_Data for this exercise:_
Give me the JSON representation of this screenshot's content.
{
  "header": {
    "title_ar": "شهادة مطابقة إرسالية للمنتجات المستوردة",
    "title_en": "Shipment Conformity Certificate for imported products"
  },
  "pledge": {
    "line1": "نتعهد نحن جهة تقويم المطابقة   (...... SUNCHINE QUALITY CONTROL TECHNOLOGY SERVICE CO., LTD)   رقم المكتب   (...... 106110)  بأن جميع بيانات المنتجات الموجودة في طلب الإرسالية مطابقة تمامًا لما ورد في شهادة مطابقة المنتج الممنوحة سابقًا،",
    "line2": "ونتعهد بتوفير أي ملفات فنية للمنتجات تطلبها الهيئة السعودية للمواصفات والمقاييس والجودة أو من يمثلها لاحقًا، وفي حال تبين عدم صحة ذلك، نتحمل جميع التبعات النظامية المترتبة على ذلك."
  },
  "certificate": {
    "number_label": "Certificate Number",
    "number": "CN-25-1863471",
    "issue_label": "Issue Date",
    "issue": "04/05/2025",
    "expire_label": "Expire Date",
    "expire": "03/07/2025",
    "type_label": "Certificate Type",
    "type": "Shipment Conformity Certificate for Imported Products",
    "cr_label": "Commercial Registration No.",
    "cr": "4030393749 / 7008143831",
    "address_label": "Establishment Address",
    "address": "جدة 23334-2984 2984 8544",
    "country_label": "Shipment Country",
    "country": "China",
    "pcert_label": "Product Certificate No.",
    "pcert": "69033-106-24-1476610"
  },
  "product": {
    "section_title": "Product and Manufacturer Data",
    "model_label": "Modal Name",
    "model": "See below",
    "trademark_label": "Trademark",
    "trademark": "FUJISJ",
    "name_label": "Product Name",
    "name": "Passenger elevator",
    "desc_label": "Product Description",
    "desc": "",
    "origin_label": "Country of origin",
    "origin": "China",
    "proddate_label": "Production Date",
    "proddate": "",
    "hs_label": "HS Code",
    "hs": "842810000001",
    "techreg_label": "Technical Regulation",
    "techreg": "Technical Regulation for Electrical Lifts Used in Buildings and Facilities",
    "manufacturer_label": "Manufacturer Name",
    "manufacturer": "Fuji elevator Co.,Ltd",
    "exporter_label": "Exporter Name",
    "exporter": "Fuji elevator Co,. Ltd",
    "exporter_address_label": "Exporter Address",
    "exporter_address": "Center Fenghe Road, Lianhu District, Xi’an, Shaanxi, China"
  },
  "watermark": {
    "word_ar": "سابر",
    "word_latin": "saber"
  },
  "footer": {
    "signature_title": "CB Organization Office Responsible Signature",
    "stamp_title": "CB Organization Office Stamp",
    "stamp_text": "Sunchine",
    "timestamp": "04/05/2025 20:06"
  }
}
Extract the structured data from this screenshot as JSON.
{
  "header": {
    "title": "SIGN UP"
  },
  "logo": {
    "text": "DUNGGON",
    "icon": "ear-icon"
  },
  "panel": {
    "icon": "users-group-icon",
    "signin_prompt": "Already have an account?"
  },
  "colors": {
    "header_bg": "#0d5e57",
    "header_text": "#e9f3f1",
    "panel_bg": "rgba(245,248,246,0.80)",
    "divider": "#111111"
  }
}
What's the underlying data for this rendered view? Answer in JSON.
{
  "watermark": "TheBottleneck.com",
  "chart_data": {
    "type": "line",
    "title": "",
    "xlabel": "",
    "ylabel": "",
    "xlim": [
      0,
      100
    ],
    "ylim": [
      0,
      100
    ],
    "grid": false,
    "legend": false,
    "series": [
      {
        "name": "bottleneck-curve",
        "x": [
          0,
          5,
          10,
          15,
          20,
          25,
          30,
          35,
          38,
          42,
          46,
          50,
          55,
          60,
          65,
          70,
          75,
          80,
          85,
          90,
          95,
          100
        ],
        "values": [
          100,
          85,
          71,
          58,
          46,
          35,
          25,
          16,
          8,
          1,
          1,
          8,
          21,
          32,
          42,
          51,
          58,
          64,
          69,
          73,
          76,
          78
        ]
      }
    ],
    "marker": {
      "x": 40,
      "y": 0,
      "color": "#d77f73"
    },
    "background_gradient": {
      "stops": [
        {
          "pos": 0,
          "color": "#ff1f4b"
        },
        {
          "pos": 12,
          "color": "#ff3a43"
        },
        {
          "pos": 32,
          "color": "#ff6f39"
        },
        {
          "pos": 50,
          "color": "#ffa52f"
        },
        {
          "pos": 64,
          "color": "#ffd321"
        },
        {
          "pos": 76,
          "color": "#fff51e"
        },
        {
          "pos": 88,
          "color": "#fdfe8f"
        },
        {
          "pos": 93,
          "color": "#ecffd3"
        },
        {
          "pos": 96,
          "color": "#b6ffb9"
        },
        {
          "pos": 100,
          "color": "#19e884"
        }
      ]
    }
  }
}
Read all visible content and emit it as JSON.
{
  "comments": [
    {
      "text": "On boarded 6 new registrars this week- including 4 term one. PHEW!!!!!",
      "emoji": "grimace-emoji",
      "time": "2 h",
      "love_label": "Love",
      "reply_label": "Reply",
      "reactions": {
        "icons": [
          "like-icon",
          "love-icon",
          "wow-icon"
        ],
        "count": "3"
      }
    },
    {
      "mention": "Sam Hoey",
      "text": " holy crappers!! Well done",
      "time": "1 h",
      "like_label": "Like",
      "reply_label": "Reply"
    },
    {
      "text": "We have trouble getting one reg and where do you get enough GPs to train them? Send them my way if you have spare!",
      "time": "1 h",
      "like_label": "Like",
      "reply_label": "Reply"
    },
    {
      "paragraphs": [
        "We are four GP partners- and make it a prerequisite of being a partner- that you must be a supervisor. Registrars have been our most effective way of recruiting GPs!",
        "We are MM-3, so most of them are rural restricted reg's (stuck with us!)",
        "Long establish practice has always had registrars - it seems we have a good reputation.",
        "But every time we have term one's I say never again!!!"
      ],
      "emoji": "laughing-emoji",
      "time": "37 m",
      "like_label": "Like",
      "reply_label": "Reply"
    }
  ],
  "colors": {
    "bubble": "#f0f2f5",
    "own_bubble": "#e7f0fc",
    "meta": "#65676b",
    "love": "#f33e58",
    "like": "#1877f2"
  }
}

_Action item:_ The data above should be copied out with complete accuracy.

_The completed task:_
Give me the JSON representation of this screenshot's content.
{
  "header": {
    "title_ar": "شهادة مطابقة إرسالية للمنتجات المستوردة",
    "title_en": "Shipment Conformity Certificate for imported products"
  },
  "pledge": {
    "line1": "نتعهد نحن جهة تقويم المطابقة   (...... SUNCHINE QUALITY CONTROL TECHNOLOGY SERVICE CO., LTD)   رقم المكتب   (...... 106110)  بأن جميع بيانات المنتجات الموجودة في طلب الإرسالية مطابقة تمامًا لما ورد في شهادة مطابقة المنتج الممنوحة سابقًا،",
    "line2": "ونتعهد بتوفير أي ملفات فنية للمنتجات تطلبها الهيئة السعودية للمواصفات والمقاييس والجودة أو من يمثلها لاحقًا، وفي حال تبين عدم صحة ذلك، نتحمل جميع التبعات النظامية المترتبة على ذلك."
  },
  "certificate": {
    "number_label": "Certificate Number",
    "number": "CN-25-1863471",
    "issue_label": "Issue Date",
    "issue": "04/05/2025",
    "expire_label": "Expire Date",
    "expire": "03/07/2025",
    "type_label": "Certificate Type",
    "type": "Shipment Conformity Certificate for Imported Products",
    "cr_label": "Commercial Registration No.",
    "cr": "4030393749 / 7008143831",
    "address_label": "Establishment Address",
    "address": "جدة 23334-2984 2984 8544",
    "country_label": "Shipment Country",
    "country": "China",
    "pcert_label": "Product Certificate No.",
    "pcert": "69033-106-24-1476610"
  },
  "product": {
    "section_title": "Product and Manufacturer Data",
    "model_label": "Modal Name",
    "model": "See below",
    "trademark_label": "Trademark",
    "trademark": "FUJISJ",
    "name_label": "Product Name",
    "name": "Passenger elevator",
    "desc_label": "Product Description",
    "desc": "",
    "origin_label": "Country of origin",
    "origin": "China",
    "proddate_label": "Production Date",
    "proddate": "",
    "hs_label": "HS Code",
    "hs": "842810000001",
    "techreg_label": "Technical Regulation",
    "techreg": "Technical Regulation for Electrical Lifts Used in Buildings and Facilities",
    "manufacturer_label": "Manufacturer Name",
    "manufacturer": "Fuji elevator Co.,Ltd",
    "exporter_label": "Exporter Name",
    "exporter": "Fuji elevator Co,. Ltd",
    "exporter_address_label": "Exporter Address",
    "exporter_address": "Center Fenghe Road, Lianhu District, Xi’an, Shaanxi, China"
  },
  "watermark": {
    "word_ar": "سابر",
    "word_latin": "saber"
  },
  "footer": {
    "signature_title": "CB Organization Office Responsible Signature",
    "stamp_title": "CB Organization Office Stamp",
    "stamp_text": "Sunchine",
    "timestamp": "04/05/2025 20:06"
  }
}
Extract the structured data from this screenshot as JSON.
{
  "header": {
    "title": "SIGN UP"
  },
  "logo": {
    "text": "DUNGGON",
    "icon": "ear-icon"
  },
  "panel": {
    "icon": "users-group-icon",
    "signin_prompt": "Already have an account?"
  },
  "colors": {
    "header_bg": "#0d5e57",
    "header_text": "#e9f3f1",
    "panel_bg": "rgba(245,248,246,0.80)",
    "divider": "#111111"
  }
}
What's the underlying data for this rendered view? Answer in JSON.
{
  "watermark": "TheBottleneck.com",
  "chart_data": {
    "type": "line",
    "title": "",
    "xlabel": "",
    "ylabel": "",
    "xlim": [
      0,
      100
    ],
    "ylim": [
      0,
      100
    ],
    "grid": false,
    "legend": false,
    "series": [
      {
        "name": "bottleneck-curve",
        "x": [
          0,
          5,
          10,
          15,
          20,
          25,
          30,
          35,
          38,
          42,
          46,
          50,
          55,
          60,
          65,
          70,
          75,
          80,
          85,
          90,
          95,
          100
        ],
        "values": [
          100,
          85,
          71,
          58,
          46,
          35,
          25,
          16,
          8,
          1,
          1,
          8,
          21,
          32,
          42,
          51,
          58,
          64,
          69,
          73,
          76,
          78
        ]
      }
    ],
    "marker": {
      "x": 40,
      "y": 0,
      "color": "#d77f73"
    },
    "background_gradient": {
      "stops": [
        {
          "pos": 0,
          "color": "#ff1f4b"
        },
        {
          "pos": 12,
          "color": "#ff3a43"
        },
        {
          "pos": 32,
          "color": "#ff6f39"
        },
        {
          "pos": 50,
          "color": "#ffa52f"
        },
        {
          "pos": 64,
          "color": "#ffd321"
        },
        {
          "pos": 76,
          "color": "#fff51e"
        },
        {
          "pos": 88,
          "color": "#fdfe8f"
        },
        {
          "pos": 93,
          "color": "#ecffd3"
        },
        {
          "pos": 96,
          "color": "#b6ffb9"
        },
        {
          "pos": 100,
          "color": "#19e884"
        }
      ]
    }
  }
}
Read all visible content and emit it as JSON.
{
  "comments": [
    {
      "text": "On boarded 6 new registrars this week- including 4 term one. PHEW!!!!!",
      "emoji": "grimace-emoji",
      "time": "2 h",
      "love_label": "Love",
      "reply_label": "Reply",
      "reactions": {
        "icons": [
          "like-icon",
          "love-icon",
          "wow-icon"
        ],
        "count": "3"
      }
    },
    {
      "mention": "Sam Hoey",
      "text": " holy crappers!! Well done",
      "time": "1 h",
      "like_label": "Like",
      "reply_label": "Reply"
    },
    {
      "text": "We have trouble getting one reg and where do you get enough GPs to train them? Send them my way if you have spare!",
      "time": "1 h",
      "like_label": "Like",
      "reply_label": "Reply"
    },
    {
      "paragraphs": [
        "We are four GP partners- and make it a prerequisite of being a partner- that you must be a supervisor. Registrars have been our most effective way of recruiting GPs!",
        "We are MM-3, so most of them are rural restricted reg's (stuck with us!)",
        "Long establish practice has always had registrars - it seems we have a good reputation.",
        "But every time we have term one's I say never again!!!"
      ],
      "emoji": "laughing-emoji",
      "time": "37 m",
      "like_label": "Like",
      "reply_label": "Reply"
    }
  ],
  "colors": {
    "bubble": "#f0f2f5",
    "own_bubble": "#e7f0fc",
    "meta": "#65676b",
    "love": "#f33e58",
    "like": "#1877f2"
  }
}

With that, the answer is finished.